[Dataset excerpts]
== Segment start ==

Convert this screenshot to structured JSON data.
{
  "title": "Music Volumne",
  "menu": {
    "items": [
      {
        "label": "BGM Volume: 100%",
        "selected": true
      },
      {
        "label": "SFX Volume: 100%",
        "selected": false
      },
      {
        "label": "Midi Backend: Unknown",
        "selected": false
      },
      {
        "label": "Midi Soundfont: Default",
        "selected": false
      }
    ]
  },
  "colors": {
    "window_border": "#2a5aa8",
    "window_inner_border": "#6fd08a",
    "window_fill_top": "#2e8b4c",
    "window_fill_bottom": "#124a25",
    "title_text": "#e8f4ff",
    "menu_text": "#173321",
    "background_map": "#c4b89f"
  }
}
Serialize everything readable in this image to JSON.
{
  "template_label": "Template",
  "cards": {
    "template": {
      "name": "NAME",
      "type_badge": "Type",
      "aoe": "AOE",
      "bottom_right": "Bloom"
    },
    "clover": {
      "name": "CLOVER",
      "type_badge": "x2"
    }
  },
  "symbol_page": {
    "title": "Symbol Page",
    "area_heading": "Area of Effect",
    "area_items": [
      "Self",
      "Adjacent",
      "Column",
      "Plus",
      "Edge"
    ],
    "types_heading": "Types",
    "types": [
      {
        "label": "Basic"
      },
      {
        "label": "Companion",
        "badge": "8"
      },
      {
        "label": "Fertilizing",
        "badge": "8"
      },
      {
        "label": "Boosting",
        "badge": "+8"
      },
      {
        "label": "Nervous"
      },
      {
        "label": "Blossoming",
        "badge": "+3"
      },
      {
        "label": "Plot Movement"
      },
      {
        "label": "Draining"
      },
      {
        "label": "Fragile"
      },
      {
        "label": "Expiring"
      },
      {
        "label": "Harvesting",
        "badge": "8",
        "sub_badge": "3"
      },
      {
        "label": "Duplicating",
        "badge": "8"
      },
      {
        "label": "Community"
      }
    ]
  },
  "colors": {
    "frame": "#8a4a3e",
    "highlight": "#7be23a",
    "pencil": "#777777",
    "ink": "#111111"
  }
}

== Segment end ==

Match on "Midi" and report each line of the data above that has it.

> _Solution for this exercise_
        "label": "Midi Backend: Unknown",
        "label": "Midi Soundfont: Default",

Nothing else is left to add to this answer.